Existing tracks could more than triple direct rail services between major cities, reducing reliance on air travel.

A new study conducted by Greenpeace Central and Eastern Europe has unveiled a significant opportunity to expand direct train connections between major European cities, potentially reducing the continent’s reliance on air travel and its associated environmental impacts. The analysis, which examined 990 routes connecting 45 major cities, found that direct train connections could be more than tripled using existing tracks.

Currently, just 114 routes (12%) offer direct train connections, while an additional 305 routes (31%) could support direct services but remain unserved. Implementing direct daytime services or night trains on these unserved routes could substantially enhance rail connectivity across Europe.

The research also highlighted a stark disparity between direct flight and train connections, with 69% of the analysed routes offering direct flights. This imbalance suggests that Europe’s transport infrastructure still favours air travel over more environmentally friendly rail options.

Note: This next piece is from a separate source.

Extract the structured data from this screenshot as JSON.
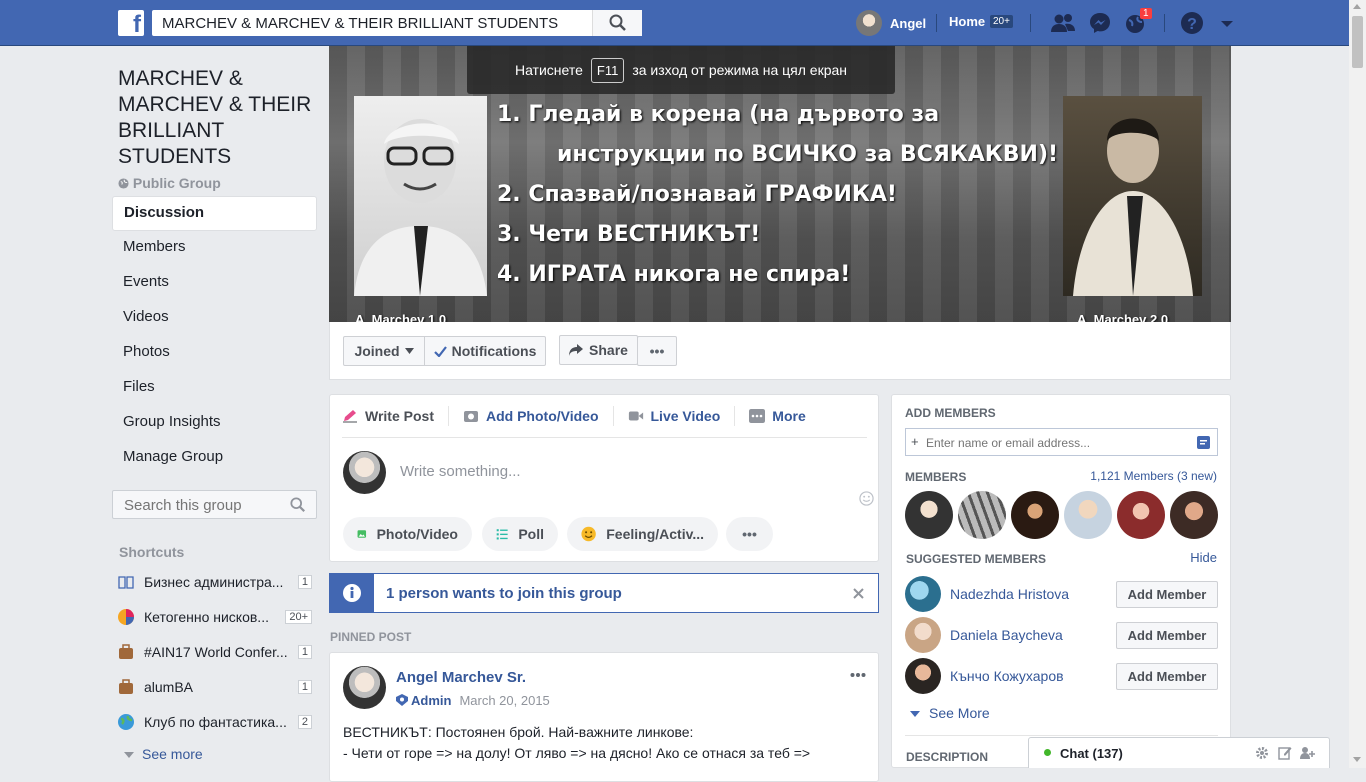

Herwig Schuster, a transport campaigner for Greenpeace Central and Eastern Europe, criticised the historical bias towards air travel, stating, “Europe has long prioritized climate-damaging air travel over trains and rail infrastructure. It’s time for European governments and the EU to address this imbalance by improving train connectivity and comfort and ending the unfair advantages enjoyed by the airline industry.”

The study revealed that no city has fully capitalised on its potential for direct train services. Even Vienna, the city with the most direct train connections (17), has room for improvement, with the potential for 12 more direct train connections.

The worst-connected cities include Athens, Lisbon, Pristina, Sarajevo, Skopje, and Tallinn, none of which have direct train connections to any other major European cities in the analysis.

Despite political stagnation and a reduction in the number of cross-border night trains over the years, Greenpeace is urging the EU and national governments to invest in infrastructure, improve cooperation between railway companies, and mandate direct trains where they are not yet commercially viable.

The organisation believes that by exploiting the untapped potential of existing tracks, Europe can significantly boost direct rail connections, offering citizens cleaner, more efficient, and affordable public transport options.